=== WHAT TO WORK ON ===
If a line in the records below holds the word "SumMapMapper", copy it.

BEGIN DATA LISTING

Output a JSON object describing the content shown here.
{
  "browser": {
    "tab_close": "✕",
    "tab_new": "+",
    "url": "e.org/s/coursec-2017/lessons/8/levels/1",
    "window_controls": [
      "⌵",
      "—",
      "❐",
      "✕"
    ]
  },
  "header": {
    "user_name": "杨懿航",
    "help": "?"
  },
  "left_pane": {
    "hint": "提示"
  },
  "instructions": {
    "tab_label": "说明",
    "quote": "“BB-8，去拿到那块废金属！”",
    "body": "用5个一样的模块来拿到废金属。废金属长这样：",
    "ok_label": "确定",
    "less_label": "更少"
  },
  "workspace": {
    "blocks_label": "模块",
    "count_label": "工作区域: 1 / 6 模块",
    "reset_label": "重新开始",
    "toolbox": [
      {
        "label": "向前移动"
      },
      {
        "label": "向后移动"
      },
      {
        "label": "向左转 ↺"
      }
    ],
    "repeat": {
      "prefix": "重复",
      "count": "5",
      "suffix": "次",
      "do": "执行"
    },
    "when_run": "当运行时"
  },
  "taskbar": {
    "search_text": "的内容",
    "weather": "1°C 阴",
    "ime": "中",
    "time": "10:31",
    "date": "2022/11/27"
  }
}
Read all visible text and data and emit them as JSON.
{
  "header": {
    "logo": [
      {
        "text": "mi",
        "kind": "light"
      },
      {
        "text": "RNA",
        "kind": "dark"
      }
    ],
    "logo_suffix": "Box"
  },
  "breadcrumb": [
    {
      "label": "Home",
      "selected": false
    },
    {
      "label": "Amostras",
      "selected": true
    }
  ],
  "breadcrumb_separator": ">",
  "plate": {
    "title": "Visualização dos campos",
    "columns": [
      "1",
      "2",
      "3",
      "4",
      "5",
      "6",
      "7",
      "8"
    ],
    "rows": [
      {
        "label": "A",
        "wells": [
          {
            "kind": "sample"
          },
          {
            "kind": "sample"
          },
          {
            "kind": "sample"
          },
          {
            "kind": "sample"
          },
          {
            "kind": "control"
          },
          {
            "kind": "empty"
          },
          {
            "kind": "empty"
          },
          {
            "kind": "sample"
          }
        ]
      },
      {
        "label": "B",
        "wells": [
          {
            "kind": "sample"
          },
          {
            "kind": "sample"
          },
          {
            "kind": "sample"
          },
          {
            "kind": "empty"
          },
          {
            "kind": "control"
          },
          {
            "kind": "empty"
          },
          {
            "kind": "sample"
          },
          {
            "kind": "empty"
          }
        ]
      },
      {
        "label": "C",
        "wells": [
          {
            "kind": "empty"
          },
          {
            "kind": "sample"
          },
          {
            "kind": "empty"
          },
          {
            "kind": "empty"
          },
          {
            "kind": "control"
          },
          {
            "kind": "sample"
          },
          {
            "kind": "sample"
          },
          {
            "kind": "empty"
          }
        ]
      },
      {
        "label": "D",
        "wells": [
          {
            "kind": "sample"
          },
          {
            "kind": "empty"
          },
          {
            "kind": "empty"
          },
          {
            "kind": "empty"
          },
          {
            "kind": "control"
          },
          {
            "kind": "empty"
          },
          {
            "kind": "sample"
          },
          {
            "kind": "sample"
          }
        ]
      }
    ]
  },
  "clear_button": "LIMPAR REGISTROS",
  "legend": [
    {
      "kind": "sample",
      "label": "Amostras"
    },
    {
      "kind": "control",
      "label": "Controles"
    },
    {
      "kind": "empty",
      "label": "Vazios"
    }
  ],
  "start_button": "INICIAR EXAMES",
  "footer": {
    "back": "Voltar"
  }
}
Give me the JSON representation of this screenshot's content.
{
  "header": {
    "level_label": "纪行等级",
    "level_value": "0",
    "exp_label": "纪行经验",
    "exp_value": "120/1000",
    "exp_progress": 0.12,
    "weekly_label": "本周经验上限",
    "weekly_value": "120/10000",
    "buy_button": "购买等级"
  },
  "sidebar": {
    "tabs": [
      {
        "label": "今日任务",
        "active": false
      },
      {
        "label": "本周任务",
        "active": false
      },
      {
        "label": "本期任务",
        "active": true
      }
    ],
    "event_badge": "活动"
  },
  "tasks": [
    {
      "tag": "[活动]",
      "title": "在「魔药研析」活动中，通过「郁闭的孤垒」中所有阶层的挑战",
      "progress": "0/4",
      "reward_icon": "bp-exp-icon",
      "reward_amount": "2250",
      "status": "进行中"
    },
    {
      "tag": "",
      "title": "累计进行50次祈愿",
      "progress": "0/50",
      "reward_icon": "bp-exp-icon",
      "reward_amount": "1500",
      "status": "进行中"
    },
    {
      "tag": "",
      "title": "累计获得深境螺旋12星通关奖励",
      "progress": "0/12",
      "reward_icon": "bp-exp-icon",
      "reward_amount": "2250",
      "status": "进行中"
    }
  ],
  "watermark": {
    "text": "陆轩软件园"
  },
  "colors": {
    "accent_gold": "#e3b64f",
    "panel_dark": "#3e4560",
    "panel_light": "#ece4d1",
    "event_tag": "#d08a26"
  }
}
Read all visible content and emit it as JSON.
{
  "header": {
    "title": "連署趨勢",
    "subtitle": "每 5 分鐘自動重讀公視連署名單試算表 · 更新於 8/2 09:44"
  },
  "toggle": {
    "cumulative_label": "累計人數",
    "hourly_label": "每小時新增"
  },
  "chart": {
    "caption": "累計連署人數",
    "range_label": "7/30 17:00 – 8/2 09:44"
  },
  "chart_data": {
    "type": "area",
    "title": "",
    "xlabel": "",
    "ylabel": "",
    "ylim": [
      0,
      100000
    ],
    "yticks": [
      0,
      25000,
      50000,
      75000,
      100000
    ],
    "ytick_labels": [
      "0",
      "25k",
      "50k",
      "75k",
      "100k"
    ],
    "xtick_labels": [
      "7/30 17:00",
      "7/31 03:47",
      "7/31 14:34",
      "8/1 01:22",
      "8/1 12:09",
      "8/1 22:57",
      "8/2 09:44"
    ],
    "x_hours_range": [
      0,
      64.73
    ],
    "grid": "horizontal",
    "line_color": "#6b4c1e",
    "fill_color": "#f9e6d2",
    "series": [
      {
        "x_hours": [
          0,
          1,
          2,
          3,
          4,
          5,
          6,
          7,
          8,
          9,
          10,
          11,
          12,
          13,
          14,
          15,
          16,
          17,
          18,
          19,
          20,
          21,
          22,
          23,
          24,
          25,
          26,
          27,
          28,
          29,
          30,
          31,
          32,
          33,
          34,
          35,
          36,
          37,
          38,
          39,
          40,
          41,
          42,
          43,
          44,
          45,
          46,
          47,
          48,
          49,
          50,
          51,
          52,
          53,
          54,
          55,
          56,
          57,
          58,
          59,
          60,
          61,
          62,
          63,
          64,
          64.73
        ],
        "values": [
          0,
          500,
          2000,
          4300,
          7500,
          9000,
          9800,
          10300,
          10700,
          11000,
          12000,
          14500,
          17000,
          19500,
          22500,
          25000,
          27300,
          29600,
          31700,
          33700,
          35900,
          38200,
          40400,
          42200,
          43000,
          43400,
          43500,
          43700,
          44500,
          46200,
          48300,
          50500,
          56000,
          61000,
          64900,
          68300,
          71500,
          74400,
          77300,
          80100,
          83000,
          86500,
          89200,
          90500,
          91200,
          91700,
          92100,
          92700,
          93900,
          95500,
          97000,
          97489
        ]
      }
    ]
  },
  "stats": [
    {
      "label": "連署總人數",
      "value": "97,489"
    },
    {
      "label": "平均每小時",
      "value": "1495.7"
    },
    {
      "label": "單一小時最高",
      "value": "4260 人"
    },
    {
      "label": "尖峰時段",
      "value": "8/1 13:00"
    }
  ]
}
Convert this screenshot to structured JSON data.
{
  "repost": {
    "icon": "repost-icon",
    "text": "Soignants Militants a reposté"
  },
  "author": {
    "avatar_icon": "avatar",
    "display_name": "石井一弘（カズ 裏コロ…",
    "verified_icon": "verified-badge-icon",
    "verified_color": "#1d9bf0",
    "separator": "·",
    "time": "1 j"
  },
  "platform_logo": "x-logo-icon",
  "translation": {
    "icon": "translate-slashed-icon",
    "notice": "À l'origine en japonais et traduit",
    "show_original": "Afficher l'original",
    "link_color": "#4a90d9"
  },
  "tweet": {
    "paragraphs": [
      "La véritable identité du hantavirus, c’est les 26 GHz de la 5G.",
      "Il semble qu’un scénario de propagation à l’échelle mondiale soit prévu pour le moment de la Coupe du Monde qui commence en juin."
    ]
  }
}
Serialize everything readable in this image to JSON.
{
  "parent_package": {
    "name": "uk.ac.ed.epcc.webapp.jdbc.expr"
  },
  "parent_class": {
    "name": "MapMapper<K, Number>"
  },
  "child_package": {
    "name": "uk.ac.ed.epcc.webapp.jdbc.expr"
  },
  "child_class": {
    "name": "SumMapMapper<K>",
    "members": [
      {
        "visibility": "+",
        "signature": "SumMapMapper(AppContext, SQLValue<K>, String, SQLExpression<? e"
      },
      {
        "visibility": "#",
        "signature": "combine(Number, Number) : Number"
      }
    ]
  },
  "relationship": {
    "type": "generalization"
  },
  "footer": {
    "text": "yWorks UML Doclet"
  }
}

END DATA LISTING

=== RESPONSE AREA ===
    "name": "SumMapMapper<K>",
        "signature": "SumMapMapper(AppContext, SQLValue<K>, String, SQLExpression<? e"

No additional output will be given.